When I was in grade five, my teacher asked us to present a report on a job we one day wanted to have. We would have to research the job and present the education and experience required to become such a thing. I ran home and proudly presented my homework assignment to my parents and made clear my career aspiration: I wanted to be a director.
I don’t think it was much of a surprise to them. After all, I’d been saying how sweet a gig (not those exact words) it would be — to boss people around and make movies — and now I could publicly state my intention.
Bless them, my parents had no idea what was involved in becoming a director and they said as such. I felt deflated. This was before internet times, so we couldn’t just google the answer. You had to know someone in “the biz.”
My dad offered an alternative. “You like to draw.
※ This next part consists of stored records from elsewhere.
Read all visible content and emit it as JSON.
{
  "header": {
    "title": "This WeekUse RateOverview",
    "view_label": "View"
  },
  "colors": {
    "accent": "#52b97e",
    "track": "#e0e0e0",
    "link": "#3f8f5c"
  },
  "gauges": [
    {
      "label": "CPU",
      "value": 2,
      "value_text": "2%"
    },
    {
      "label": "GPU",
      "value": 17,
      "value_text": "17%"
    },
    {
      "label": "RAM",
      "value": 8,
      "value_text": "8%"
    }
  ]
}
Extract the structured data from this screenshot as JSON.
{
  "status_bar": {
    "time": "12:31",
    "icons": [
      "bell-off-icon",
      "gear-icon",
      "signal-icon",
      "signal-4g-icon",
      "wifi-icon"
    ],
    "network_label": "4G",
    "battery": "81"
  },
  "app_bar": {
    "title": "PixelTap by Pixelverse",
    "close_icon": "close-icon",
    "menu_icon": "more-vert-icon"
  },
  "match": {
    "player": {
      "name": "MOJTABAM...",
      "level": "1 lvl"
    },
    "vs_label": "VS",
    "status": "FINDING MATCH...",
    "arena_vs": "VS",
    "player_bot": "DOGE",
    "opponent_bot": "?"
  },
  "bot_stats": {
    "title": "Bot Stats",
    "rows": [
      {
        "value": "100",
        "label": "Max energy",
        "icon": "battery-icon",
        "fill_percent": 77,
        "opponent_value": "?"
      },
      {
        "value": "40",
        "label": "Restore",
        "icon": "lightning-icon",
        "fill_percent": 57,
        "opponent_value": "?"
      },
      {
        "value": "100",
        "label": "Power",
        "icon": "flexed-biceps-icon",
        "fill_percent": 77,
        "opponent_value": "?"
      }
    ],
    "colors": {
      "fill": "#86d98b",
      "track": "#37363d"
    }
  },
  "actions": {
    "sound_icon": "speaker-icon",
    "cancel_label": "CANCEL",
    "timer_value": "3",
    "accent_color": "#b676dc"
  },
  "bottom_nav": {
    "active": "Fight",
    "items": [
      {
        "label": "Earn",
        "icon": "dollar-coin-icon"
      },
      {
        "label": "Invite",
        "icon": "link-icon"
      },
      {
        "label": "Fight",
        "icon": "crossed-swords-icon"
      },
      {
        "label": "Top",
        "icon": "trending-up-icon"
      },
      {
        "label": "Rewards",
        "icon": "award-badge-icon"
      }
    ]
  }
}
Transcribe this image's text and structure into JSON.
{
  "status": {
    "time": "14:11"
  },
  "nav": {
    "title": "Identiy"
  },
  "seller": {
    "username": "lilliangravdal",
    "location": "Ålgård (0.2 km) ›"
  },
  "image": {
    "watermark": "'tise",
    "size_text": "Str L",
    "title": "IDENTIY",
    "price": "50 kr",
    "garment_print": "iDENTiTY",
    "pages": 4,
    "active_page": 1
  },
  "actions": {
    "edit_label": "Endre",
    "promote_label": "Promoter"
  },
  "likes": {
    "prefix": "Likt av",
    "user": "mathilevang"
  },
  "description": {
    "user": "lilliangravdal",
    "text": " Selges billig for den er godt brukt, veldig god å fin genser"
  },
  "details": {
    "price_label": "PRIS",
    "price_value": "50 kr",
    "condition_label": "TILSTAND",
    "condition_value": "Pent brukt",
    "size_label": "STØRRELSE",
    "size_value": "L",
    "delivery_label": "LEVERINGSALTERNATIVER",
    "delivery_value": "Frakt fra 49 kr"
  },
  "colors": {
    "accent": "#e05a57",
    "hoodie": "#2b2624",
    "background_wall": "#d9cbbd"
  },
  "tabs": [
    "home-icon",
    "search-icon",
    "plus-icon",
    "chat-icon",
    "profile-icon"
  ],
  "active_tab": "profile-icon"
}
Just say you want to be a graphic artist.” I said that’s not what I wanted to be and became upset by the thought of giving up my dream — in homework form, at least. My parents explained to me that they didn’t know how one goes about becoming a director, but my dad worked with a young woman who was in school to become a graphic artist (or already was a graphic artist), and he said he could get the information from her to help flesh out my homework.
So I acquiesced and lied to my class about what I wanted to be. I enjoyed drawing, used to do it all the time, but I never really thought about it being my job, not if the drawing involved clicking away with a little mouse into a glowing box as was described to me by my dad.
I remember the teacher asking me questions about my “job” choice and I answered what I could, no passion behind it, like most of the others in my grade. Very few had the conviction to talk about their dream job or their passion for what they would do for a living. We were 10, 11 years old — we couldn’t comprehend that far into the future. Little did we all know that we would have to make another, more serious attempt when we neared grade 12.
Lucky for me, I found my real calling the next year when I (for fun) sat in my room all day and night writing stories featuring imaginary friends (based on book/TV/movie characters) going on adventures that I imagined they should go on. Since then, I’ve been crazy about writing and telling stories, and I think in a way, it’s just like directing. I don’t have a large crew or cast, but I tell these “people” what to do, I work with who I want, and I tell the story I feel needs to be told. It’s awesome.
I get what my parents wanted me to do. They wanted me to pass that assignment and perhaps take a dose of reality about working, and no doubt as a working writer you get a big honkin’ dose of reality every day. But let’s just say that, like in fifth grade, being a graphic artist is maybe plan B. Or C. Probably D. I’ll stick to directing, er writing, thank you.
Oh, and the only reason I wanted to be a director? To meet movie stars, of course.